Kink Level: No Kink
Series: Don Tillman #2
Reviewed by Anne
287 ebook pages
I loved The Rosie Project. It was one of my favorite reads last year and one I’ve mentioned to friends off and on. It was funny and sweet and romantic. When I saw that The Rosie Project was coming out, I jumped at the chance to read an ARC of it from NetGalley. It was a disappointing read for me, mostly because I was expecting something funny, romantic, and sweet. So, in an effort to present an honest review, I’m just going to use the back cover blurb for the book to explain what it’s about:
THE ROSIE PROJECT WAS COMPLETE BUT I WAS UNPREPARED FOR THE ROSIE EFFECT.
GREETINGS. My name is Don Tillman. I am forty-one years old. I have been married to Rosie Jarman, world’s most perfect woman, for ten months and ten days.
Marriage added significant complexity to my life. When we relocated to New York City, Rosie brought three maximum-size suitcases. We abandoned the Standardised Meal System and agreed that sex should not be scheduled in advance.
Then Rosie told me we had ‘something to celebrate’, and I was faced with a challenge even greater than finding a partner.
I have attempted to follow traditional protocols and have sourced advice from all six of my friends, plus a therapist and the internet.
The result has been a web of deceit. I am now in danger of prosecution, deportation and professional disgrace.
And of losing Rosie forever.
To me this blurb read like a marriage-in-trouble romance. As it turns out, The Rosie Effect is not a romance. It was funny in places, but more sad than sweet. I’ve read marriage-in-trouble romances before and enjoyed them, because the focus in fixing the marriage and things getting better. For about 90% of this book things just get worse and worse. It’s painful to read, even though there are many funny parts.

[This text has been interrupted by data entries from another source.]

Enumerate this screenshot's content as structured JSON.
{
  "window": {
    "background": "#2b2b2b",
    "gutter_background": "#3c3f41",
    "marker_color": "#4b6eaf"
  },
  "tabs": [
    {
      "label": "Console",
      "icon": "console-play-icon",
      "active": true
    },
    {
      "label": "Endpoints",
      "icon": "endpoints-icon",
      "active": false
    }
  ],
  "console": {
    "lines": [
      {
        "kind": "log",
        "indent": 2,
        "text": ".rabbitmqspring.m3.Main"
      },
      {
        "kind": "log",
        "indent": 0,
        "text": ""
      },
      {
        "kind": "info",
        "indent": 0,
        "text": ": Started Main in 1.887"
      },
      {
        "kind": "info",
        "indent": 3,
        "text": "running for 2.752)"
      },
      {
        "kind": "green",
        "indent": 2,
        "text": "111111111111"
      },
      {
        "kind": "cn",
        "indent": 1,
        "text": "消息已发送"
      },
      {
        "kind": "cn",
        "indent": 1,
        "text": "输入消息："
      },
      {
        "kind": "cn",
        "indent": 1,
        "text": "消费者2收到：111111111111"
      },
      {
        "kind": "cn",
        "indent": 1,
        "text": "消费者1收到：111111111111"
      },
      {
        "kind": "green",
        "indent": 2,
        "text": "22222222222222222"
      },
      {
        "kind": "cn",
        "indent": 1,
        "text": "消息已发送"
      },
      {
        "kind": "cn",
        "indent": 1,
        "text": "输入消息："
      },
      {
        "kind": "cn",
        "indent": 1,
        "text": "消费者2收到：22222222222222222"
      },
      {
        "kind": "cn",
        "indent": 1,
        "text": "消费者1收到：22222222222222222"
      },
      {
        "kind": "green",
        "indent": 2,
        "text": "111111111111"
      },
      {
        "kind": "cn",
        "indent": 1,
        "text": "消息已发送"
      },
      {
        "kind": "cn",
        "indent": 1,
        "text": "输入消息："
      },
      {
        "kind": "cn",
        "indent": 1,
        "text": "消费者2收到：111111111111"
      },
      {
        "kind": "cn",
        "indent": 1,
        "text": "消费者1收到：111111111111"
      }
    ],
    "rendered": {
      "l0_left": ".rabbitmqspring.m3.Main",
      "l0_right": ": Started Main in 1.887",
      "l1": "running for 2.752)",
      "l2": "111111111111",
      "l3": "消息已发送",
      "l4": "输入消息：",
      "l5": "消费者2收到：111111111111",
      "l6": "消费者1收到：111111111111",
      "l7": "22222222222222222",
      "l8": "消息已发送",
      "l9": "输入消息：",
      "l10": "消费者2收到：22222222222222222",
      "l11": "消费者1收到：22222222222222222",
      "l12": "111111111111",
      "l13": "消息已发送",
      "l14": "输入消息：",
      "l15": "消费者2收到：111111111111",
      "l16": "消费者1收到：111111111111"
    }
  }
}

Don’s friend Gene is back and I hate him even more than in the last book. There’s an evil social worker I couldn’t stand and very, very little interaction between Don and Rosie. Seriously, Don and Rosie don’t have a whole lot of on page time together. A lot of their problems would have been resolved if they’d been honest with each other or even just talked a bit more. Instead, Don had several people giving him advice that he keep things from Rosie in the name of not adding to her stress level.
It was good as fiction, but it sucked as a romance. As just general fiction I’d give it a B, but for romance I give it a D. I’ll average those to a C- or 3 stars. Giving this such a low grade is sad, because The Rosie Project was such an incredibly good book. Is there a series that went off the rails for you with the second book?